# Records from a dataset
++++
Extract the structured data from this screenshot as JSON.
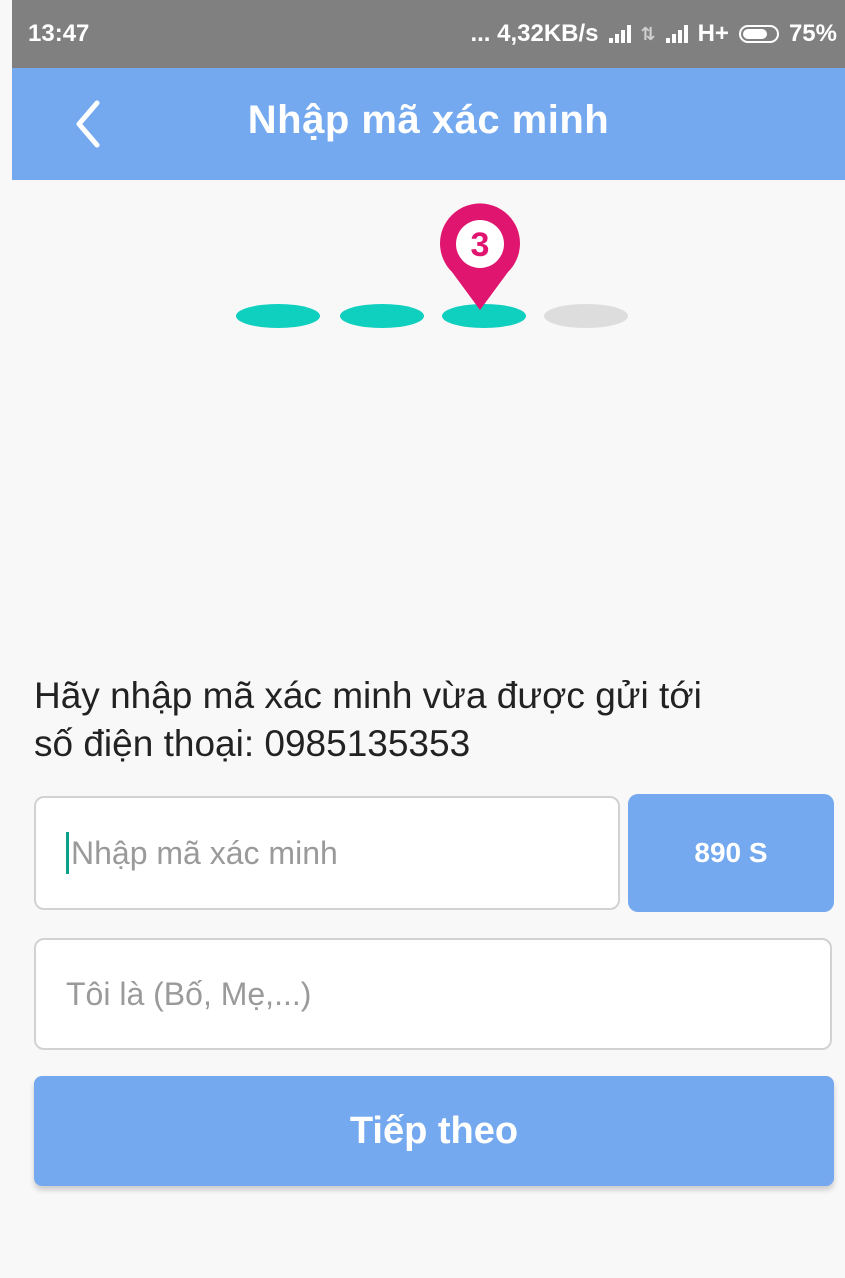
{
  "status_bar": {
    "time": "13:47",
    "network_speed": "... 4,32KB/s",
    "network_type": "H+",
    "battery_percent": "75%",
    "battery_level": 0.75,
    "icons": [
      "signal-icon",
      "data-arrows-icon",
      "signal-icon",
      "battery-icon"
    ]
  },
  "header": {
    "title": "Nhập mã xác minh",
    "back_icon": "chevron-left-icon"
  },
  "stepper": {
    "current_step_label": "3",
    "total_steps": 4,
    "current_step": 3,
    "active_color": "#0fcfbf",
    "inactive_color": "#dddddd",
    "pin_color": "#e0156f"
  },
  "instructions": {
    "line1": "Hãy nhập mã xác minh vừa được gửi tới",
    "line2": "số điện thoại: 0985135353"
  },
  "form": {
    "code_placeholder": "Nhập mã xác minh",
    "code_value": "",
    "timer_label": "890 S",
    "role_placeholder": "Tôi là (Bố, Mẹ,...)",
    "role_value": "",
    "next_label": "Tiếp theo"
  },
  "colors": {
    "accent": "#74a9f0",
    "status_bar": "#808080",
    "background": "#f8f8f8"
  }
}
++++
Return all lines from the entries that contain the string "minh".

    "title": "Nhập mã xác minh",
    "line1": "Hãy nhập mã xác minh vừa được gửi tới",
    "code_placeholder": "Nhập mã xác minh",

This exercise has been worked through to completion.